* Assignment *
Every line containing the string "description" is to be copied from the records.

* Supplied records *
☆ ☆ ☆ ☆

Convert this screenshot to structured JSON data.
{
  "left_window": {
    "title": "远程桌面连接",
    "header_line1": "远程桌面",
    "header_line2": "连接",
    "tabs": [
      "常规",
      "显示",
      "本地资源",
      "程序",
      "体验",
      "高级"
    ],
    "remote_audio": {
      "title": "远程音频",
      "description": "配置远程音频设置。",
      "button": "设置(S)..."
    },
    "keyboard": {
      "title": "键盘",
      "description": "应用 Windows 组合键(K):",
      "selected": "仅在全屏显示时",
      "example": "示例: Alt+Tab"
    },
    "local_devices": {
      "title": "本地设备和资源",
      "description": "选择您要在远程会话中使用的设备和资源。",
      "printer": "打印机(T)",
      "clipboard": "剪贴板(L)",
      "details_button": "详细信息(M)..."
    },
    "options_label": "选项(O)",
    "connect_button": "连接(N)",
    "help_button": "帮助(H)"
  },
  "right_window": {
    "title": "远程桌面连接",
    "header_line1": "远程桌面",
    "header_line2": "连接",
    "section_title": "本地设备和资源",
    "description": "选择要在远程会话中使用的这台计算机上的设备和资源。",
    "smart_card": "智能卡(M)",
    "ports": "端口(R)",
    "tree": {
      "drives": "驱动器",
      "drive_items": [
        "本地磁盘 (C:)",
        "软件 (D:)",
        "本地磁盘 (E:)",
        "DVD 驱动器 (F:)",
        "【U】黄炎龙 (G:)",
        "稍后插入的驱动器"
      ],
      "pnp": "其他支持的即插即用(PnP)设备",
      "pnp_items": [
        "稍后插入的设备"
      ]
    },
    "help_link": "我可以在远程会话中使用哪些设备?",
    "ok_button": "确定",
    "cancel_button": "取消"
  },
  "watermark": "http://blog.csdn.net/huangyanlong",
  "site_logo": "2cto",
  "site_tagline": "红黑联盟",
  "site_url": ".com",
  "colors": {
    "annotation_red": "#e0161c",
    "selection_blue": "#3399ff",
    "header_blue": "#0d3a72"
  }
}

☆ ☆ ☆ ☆

* Written response *
      "description": "配置远程音频设置。",
      "description": "应用 Windows 组合键(K):",
      "description": "选择您要在远程会话中使用的设备和资源。",
    "description": "选择要在远程会话中使用的这台计算机上的设备和资源。",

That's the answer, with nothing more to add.